● PROBLEM DESCRIPTION: While you copy the lines below, skip the pictures and keep the rest exact.

App and web page records:

┌──

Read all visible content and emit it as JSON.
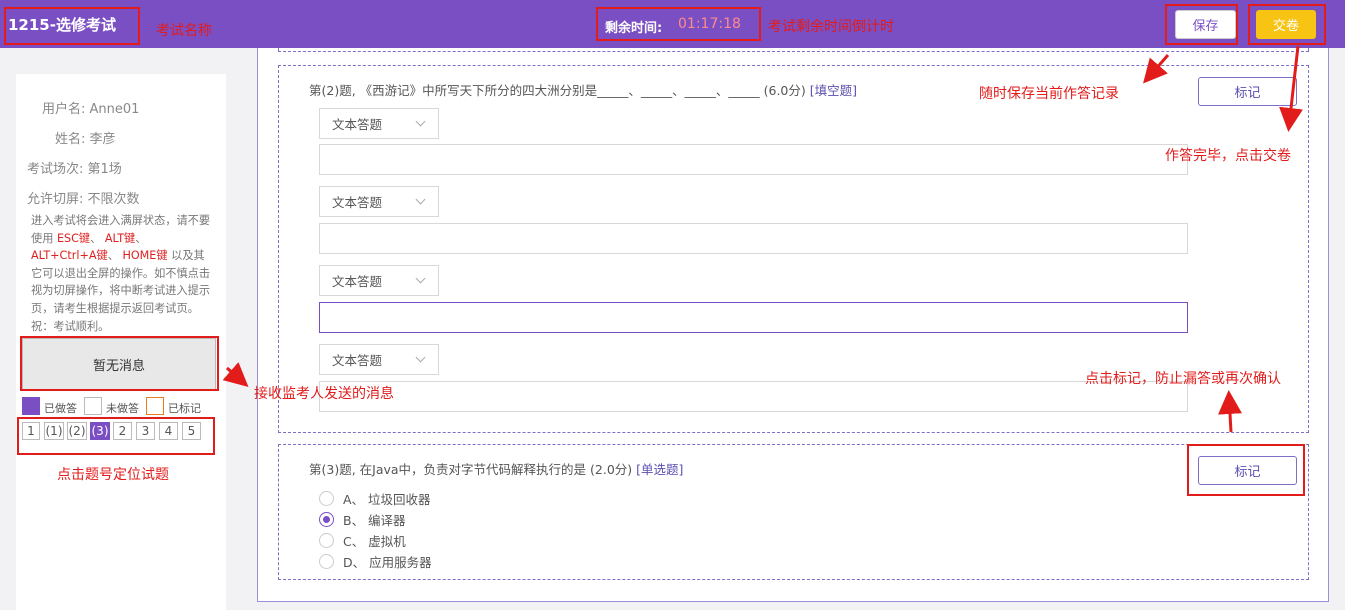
{
  "header": {
    "exam_title": "1215-选修考试",
    "timer_label": "剩余时间:",
    "timer_value": "01:17:18",
    "save_label": "保存",
    "submit_label": "交卷"
  },
  "sidebar": {
    "username": "用户名: Anne01",
    "name": "姓名: 李彦",
    "session": "考试场次: 第1场",
    "switch_allowed": "允许切屏: 不限次数",
    "notice_parts": [
      "进入考试将会进入满屏状态，请不要使用 ",
      "ESC键",
      "、 ",
      "ALT键",
      "、 ",
      "ALT+Ctrl+A键",
      "、 ",
      "HOME键",
      " 以及其它可以退出全屏的操作。如不慎点击视为切屏操作，将中断考试进入提示页，请考生根据提示返回考试页。祝：考试顺利。"
    ],
    "message_box": "暂无消息",
    "legend": {
      "answered": "已做答",
      "unanswered": "未做答",
      "marked": "已标记"
    },
    "question_numbers": [
      "1",
      "(1)",
      "(2)",
      "(3)",
      "2",
      "3",
      "4",
      "5"
    ],
    "active_question": "(3)"
  },
  "questions": [
    {
      "title": "第(2)题, 《西游记》中所写天下所分的四大洲分别是_____、_____、_____、_____ (6.0分)",
      "type": "[填空题]",
      "mark_label": "标记",
      "answer_mode": "文本答题",
      "blanks": [
        "",
        "",
        "",
        ""
      ]
    },
    {
      "title": "第(3)题, 在Java中，负责对字节代码解释执行的是 (2.0分)",
      "type": "[单选题]",
      "mark_label": "标记",
      "options": [
        "A、 垃圾回收器",
        "B、 编译器",
        "C、 虚拟机",
        "D、 应用服务器"
      ],
      "selected": "B"
    }
  ],
  "annotations": {
    "exam_name": "考试名称",
    "countdown": "考试剩余时间倒计时",
    "save_note": "随时保存当前作答记录",
    "submit_note": "作答完毕，点击交卷",
    "message_note": "接收监考人发送的消息",
    "mark_note": "点击标记，防止漏答或再次确认",
    "locate_note": "点击题号定位试题"
  },
  "colors": {
    "brand": "#7b4fc4",
    "submit": "#f7c414",
    "annotation": "#e21b1b"
  }
}
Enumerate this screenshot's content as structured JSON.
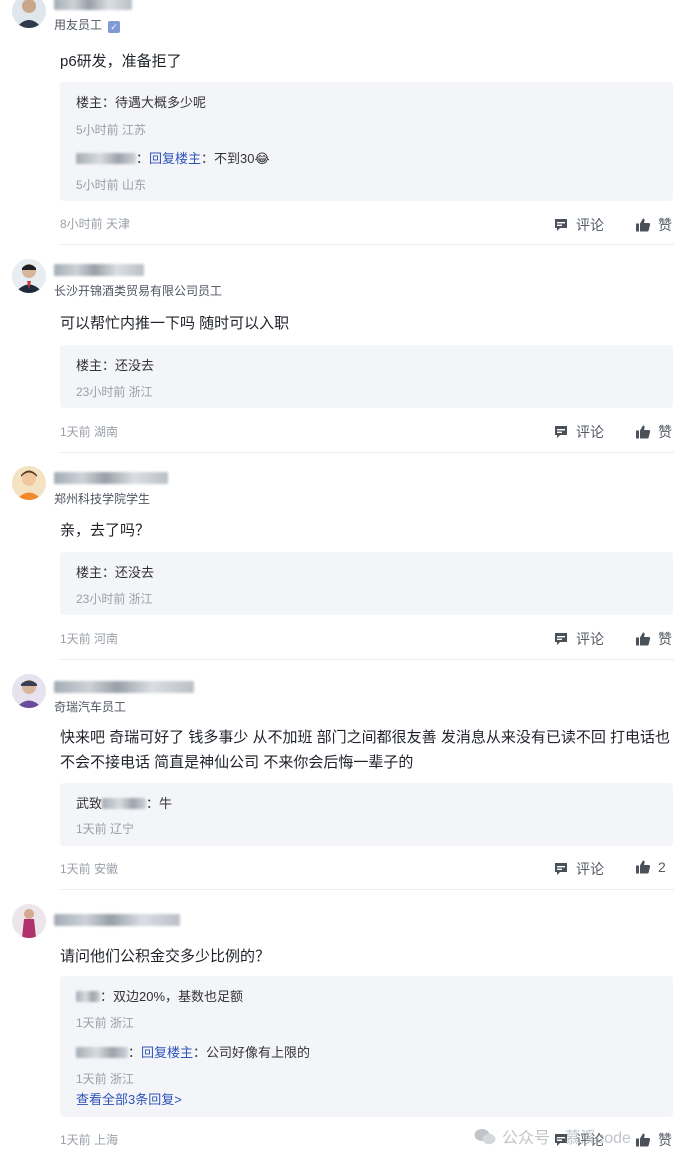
{
  "comments": [
    {
      "org": "用友员工",
      "verified": true,
      "text": "p6研发，准备拒了",
      "replies": [
        {
          "author": "楼主",
          "reply_to": "",
          "text": "待遇大概多少呢",
          "meta": "5小时前 江苏"
        },
        {
          "author": "",
          "reply_to": "回复楼主",
          "text": "不到30😂",
          "meta": "5小时前 山东"
        }
      ],
      "meta": "8小时前 天津",
      "comment_label": "评论",
      "like_label": "赞"
    },
    {
      "org": "长沙开锦酒类贸易有限公司员工",
      "text": "可以帮忙内推一下吗 随时可以入职",
      "replies": [
        {
          "author": "楼主",
          "reply_to": "",
          "text": "还没去",
          "meta": "23小时前 浙江"
        }
      ],
      "meta": "1天前 湖南",
      "comment_label": "评论",
      "like_label": "赞"
    },
    {
      "org": "郑州科技学院学生",
      "text": "亲，去了吗？",
      "replies": [
        {
          "author": "楼主",
          "reply_to": "",
          "text": "还没去",
          "meta": "23小时前 浙江"
        }
      ],
      "meta": "1天前 河南",
      "comment_label": "评论",
      "like_label": "赞"
    },
    {
      "org": "奇瑞汽车员工",
      "text": "快来吧 奇瑞可好了 钱多事少 从不加班 部门之间都很友善 发消息从来没有已读不回 打电话也不会不接电话 简直是神仙公司 不来你会后悔一辈子的",
      "replies": [
        {
          "author": "武致",
          "reply_to": "",
          "text": "牛",
          "meta": "1天前 辽宁"
        }
      ],
      "meta": "1天前 安徽",
      "comment_label": "评论",
      "like_label": "2"
    },
    {
      "org": "",
      "text": "请问他们公积金交多少比例的？",
      "replies": [
        {
          "author": "",
          "reply_to": "",
          "text": "双边20%，基数也足额",
          "meta": "1天前 浙江"
        },
        {
          "author": "",
          "reply_to": "回复楼主",
          "text": "公司好像有上限的",
          "meta": "1天前 浙江"
        }
      ],
      "more_replies": "查看全部3条回复>",
      "meta": "1天前 上海",
      "comment_label": "评论",
      "like_label": "赞"
    }
  ],
  "watermark": "公众号 · 慕溪code"
}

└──

● RESULT OF THIS TASK:
Read all visible content and emit it as JSON.
{
  "header": {
    "exam_title": "1215-选修考试",
    "timer_label": "剩余时间:",
    "timer_value": "01:17:18",
    "save_label": "保存",
    "submit_label": "交卷"
  },
  "sidebar": {
    "username": "用户名: Anne01",
    "name": "姓名: 李彦",
    "session": "考试场次: 第1场",
    "switch_allowed": "允许切屏: 不限次数",
    "notice_parts": [
      "进入考试将会进入满屏状态，请不要使用 ",
      "ESC键",
      "、 ",
      "ALT键",
      "、 ",
      "ALT+Ctrl+A键",
      "、 ",
      "HOME键",
      " 以及其它可以退出全屏的操作。如不慎点击视为切屏操作，将中断考试进入提示页，请考生根据提示返回考试页。祝：考试顺利。"
    ],
    "message_box": "暂无消息",
    "legend": {
      "answered": "已做答",
      "unanswered": "未做答",
      "marked": "已标记"
    },
    "question_numbers": [
      "1",
      "(1)",
      "(2)",
      "(3)",
      "2",
      "3",
      "4",
      "5"
    ],
    "active_question": "(3)"
  },
  "questions": [
    {
      "title": "第(2)题, 《西游记》中所写天下所分的四大洲分别是_____、_____、_____、_____ (6.0分)",
      "type": "[填空题]",
      "mark_label": "标记",
      "answer_mode": "文本答题",
      "blanks": [
        "",
        "",
        "",
        ""
      ]
    },
    {
      "title": "第(3)题, 在Java中，负责对字节代码解释执行的是 (2.0分)",
      "type": "[单选题]",
      "mark_label": "标记",
      "options": [
        "A、 垃圾回收器",
        "B、 编译器",
        "C、 虚拟机",
        "D、 应用服务器"
      ],
      "selected": "B"
    }
  ],
  "annotations": {
    "exam_name": "考试名称",
    "countdown": "考试剩余时间倒计时",
    "save_note": "随时保存当前作答记录",
    "submit_note": "作答完毕，点击交卷",
    "message_note": "接收监考人发送的消息",
    "mark_note": "点击标记，防止漏答或再次确认",
    "locate_note": "点击题号定位试题"
  },
  "colors": {
    "brand": "#7b4fc4",
    "submit": "#f7c414",
    "annotation": "#e21b1b"
  }
}
Enumerate this screenshot's content as structured JSON.
{
  "comments": [
    {
      "org": "用友员工",
      "verified": true,
      "text": "p6研发，准备拒了",
      "replies": [
        {
          "author": "楼主",
          "reply_to": "",
          "text": "待遇大概多少呢",
          "meta": "5小时前 江苏"
        },
        {
          "author": "",
          "reply_to": "回复楼主",
          "text": "不到30😂",
          "meta": "5小时前 山东"
        }
      ],
      "meta": "8小时前 天津",
      "comment_label": "评论",
      "like_label": "赞"
    },
    {
      "org": "长沙开锦酒类贸易有限公司员工",
      "text": "可以帮忙内推一下吗 随时可以入职",
      "replies": [
        {
          "author": "楼主",
          "reply_to": "",
          "text": "还没去",
          "meta": "23小时前 浙江"
        }
      ],
      "meta": "1天前 湖南",
      "comment_label": "评论",
      "like_label": "赞"
    },
    {
      "org": "郑州科技学院学生",
      "text": "亲，去了吗？",
      "replies": [
        {
          "author": "楼主",
          "reply_to": "",
          "text": "还没去",
          "meta": "23小时前 浙江"
        }
      ],
      "meta": "1天前 河南",
      "comment_label": "评论",
      "like_label": "赞"
    },
    {
      "org": "奇瑞汽车员工",
      "text": "快来吧 奇瑞可好了 钱多事少 从不加班 部门之间都很友善 发消息从来没有已读不回 打电话也不会不接电话 简直是神仙公司 不来你会后悔一辈子的",
      "replies": [
        {
          "author": "武致",
          "reply_to": "",
          "text": "牛",
          "meta": "1天前 辽宁"
        }
      ],
      "meta": "1天前 安徽",
      "comment_label": "评论",
      "like_label": "2"
    },
    {
      "org": "",
      "text": "请问他们公积金交多少比例的？",
      "replies": [
        {
          "author": "",
          "reply_to": "",
          "text": "双边20%，基数也足额",
          "meta": "1天前 浙江"
        },
        {
          "author": "",
          "reply_to": "回复楼主",
          "text": "公司好像有上限的",
          "meta": "1天前 浙江"
        }
      ],
      "more_replies": "查看全部3条回复>",
      "meta": "1天前 上海",
      "comment_label": "评论",
      "like_label": "赞"
    }
  ],
  "watermark": "公众号 · 慕溪code"
}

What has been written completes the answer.